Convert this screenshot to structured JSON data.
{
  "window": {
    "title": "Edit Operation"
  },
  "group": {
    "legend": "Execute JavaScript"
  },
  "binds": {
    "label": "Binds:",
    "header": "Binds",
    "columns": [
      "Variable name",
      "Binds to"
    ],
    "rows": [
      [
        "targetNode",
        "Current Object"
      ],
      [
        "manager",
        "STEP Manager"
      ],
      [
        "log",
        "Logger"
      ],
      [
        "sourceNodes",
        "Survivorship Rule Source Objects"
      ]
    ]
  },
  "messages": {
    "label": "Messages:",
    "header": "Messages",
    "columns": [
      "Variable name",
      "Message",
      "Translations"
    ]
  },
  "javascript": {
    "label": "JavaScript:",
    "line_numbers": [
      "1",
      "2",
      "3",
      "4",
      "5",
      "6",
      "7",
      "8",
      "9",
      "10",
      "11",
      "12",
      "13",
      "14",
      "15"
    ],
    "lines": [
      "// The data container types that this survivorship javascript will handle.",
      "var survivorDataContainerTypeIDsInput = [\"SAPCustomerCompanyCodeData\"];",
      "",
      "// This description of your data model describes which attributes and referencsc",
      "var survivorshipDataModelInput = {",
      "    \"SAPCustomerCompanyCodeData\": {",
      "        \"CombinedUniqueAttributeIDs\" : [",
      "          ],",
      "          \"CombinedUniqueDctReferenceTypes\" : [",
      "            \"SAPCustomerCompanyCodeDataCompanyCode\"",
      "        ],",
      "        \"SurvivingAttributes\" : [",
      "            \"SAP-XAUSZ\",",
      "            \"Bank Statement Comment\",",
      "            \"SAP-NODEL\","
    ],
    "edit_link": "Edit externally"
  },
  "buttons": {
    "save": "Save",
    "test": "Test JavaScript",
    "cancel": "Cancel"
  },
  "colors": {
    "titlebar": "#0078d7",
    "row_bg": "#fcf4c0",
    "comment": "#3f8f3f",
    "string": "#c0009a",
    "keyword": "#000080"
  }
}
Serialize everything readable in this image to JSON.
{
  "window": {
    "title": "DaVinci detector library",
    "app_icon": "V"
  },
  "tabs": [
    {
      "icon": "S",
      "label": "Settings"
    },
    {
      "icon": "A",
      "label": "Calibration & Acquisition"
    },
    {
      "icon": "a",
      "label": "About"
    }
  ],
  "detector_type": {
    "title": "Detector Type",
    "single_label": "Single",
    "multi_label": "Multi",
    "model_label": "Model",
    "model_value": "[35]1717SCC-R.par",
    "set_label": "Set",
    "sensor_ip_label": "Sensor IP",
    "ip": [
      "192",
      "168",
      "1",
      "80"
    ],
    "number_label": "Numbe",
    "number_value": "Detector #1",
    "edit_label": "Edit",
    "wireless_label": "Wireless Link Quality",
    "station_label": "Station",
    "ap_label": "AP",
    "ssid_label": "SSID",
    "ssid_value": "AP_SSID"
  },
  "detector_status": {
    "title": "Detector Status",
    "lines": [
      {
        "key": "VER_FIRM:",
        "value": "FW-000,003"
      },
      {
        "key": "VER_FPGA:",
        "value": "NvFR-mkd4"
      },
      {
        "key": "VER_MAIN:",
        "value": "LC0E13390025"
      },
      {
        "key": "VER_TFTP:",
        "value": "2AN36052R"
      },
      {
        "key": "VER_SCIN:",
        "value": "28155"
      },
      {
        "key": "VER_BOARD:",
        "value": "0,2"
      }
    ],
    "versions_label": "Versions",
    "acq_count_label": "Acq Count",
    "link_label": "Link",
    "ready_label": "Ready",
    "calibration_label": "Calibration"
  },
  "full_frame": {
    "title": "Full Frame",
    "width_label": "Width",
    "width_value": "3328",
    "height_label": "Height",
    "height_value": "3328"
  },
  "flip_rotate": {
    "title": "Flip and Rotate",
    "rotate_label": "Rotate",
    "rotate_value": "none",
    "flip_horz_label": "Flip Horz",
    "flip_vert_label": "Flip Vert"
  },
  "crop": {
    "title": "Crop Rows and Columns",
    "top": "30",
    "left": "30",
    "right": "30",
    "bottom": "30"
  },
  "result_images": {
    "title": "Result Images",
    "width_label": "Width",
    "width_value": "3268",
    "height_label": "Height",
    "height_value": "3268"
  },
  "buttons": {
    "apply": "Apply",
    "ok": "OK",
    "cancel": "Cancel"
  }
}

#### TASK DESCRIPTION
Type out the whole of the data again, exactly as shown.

#### WRITTEN RESPONSE
Convert this screenshot to structured JSON data.
{
  "window": {
    "title": "Edit Operation"
  },
  "group": {
    "legend": "Execute JavaScript"
  },
  "binds": {
    "label": "Binds:",
    "header": "Binds",
    "columns": [
      "Variable name",
      "Binds to"
    ],
    "rows": [
      [
        "targetNode",
        "Current Object"
      ],
      [
        "manager",
        "STEP Manager"
      ],
      [
        "log",
        "Logger"
      ],
      [
        "sourceNodes",
        "Survivorship Rule Source Objects"
      ]
    ]
  },
  "messages": {
    "label": "Messages:",
    "header": "Messages",
    "columns": [
      "Variable name",
      "Message",
      "Translations"
    ]
  },
  "javascript": {
    "label": "JavaScript:",
    "line_numbers": [
      "1",
      "2",
      "3",
      "4",
      "5",
      "6",
      "7",
      "8",
      "9",
      "10",
      "11",
      "12",
      "13",
      "14",
      "15"
    ],
    "lines": [
      "// The data container types that this survivorship javascript will handle.",
      "var survivorDataContainerTypeIDsInput = [\"SAPCustomerCompanyCodeData\"];",
      "",
      "// This description of your data model describes which attributes and referencsc",
      "var survivorshipDataModelInput = {",
      "    \"SAPCustomerCompanyCodeData\": {",
      "        \"CombinedUniqueAttributeIDs\" : [",
      "          ],",
      "          \"CombinedUniqueDctReferenceTypes\" : [",
      "            \"SAPCustomerCompanyCodeDataCompanyCode\"",
      "        ],",
      "        \"SurvivingAttributes\" : [",
      "            \"SAP-XAUSZ\",",
      "            \"Bank Statement Comment\",",
      "            \"SAP-NODEL\","
    ],
    "edit_link": "Edit externally"
  },
  "buttons": {
    "save": "Save",
    "test": "Test JavaScript",
    "cancel": "Cancel"
  },
  "colors": {
    "titlebar": "#0078d7",
    "row_bg": "#fcf4c0",
    "comment": "#3f8f3f",
    "string": "#c0009a",
    "keyword": "#000080"
  }
}
Serialize everything readable in this image to JSON.
{
  "window": {
    "title": "DaVinci detector library",
    "app_icon": "V"
  },
  "tabs": [
    {
      "icon": "S",
      "label": "Settings"
    },
    {
      "icon": "A",
      "label": "Calibration & Acquisition"
    },
    {
      "icon": "a",
      "label": "About"
    }
  ],
  "detector_type": {
    "title": "Detector Type",
    "single_label": "Single",
    "multi_label": "Multi",
    "model_label": "Model",
    "model_value": "[35]1717SCC-R.par",
    "set_label": "Set",
    "sensor_ip_label": "Sensor IP",
    "ip": [
      "192",
      "168",
      "1",
      "80"
    ],
    "number_label": "Numbe",
    "number_value": "Detector #1",
    "edit_label": "Edit",
    "wireless_label": "Wireless Link Quality",
    "station_label": "Station",
    "ap_label": "AP",
    "ssid_label": "SSID",
    "ssid_value": "AP_SSID"
  },
  "detector_status": {
    "title": "Detector Status",
    "lines": [
      {
        "key": "VER_FIRM:",
        "value": "FW-000,003"
      },
      {
        "key": "VER_FPGA:",
        "value": "NvFR-mkd4"
      },
      {
        "key": "VER_MAIN:",
        "value": "LC0E13390025"
      },
      {
        "key": "VER_TFTP:",
        "value": "2AN36052R"
      },
      {
        "key": "VER_SCIN:",
        "value": "28155"
      },
      {
        "key": "VER_BOARD:",
        "value": "0,2"
      }
    ],
    "versions_label": "Versions",
    "acq_count_label": "Acq Count",
    "link_label": "Link",
    "ready_label": "Ready",
    "calibration_label": "Calibration"
  },
  "full_frame": {
    "title": "Full Frame",
    "width_label": "Width",
    "width_value": "3328",
    "height_label": "Height",
    "height_value": "3328"
  },
  "flip_rotate": {
    "title": "Flip and Rotate",
    "rotate_label": "Rotate",
    "rotate_value": "none",
    "flip_horz_label": "Flip Horz",
    "flip_vert_label": "Flip Vert"
  },
  "crop": {
    "title": "Crop Rows and Columns",
    "top": "30",
    "left": "30",
    "right": "30",
    "bottom": "30"
  },
  "result_images": {
    "title": "Result Images",
    "width_label": "Width",
    "width_value": "3268",
    "height_label": "Height",
    "height_value": "3268"
  },
  "buttons": {
    "apply": "Apply",
    "ok": "OK",
    "cancel": "Cancel"
  }
}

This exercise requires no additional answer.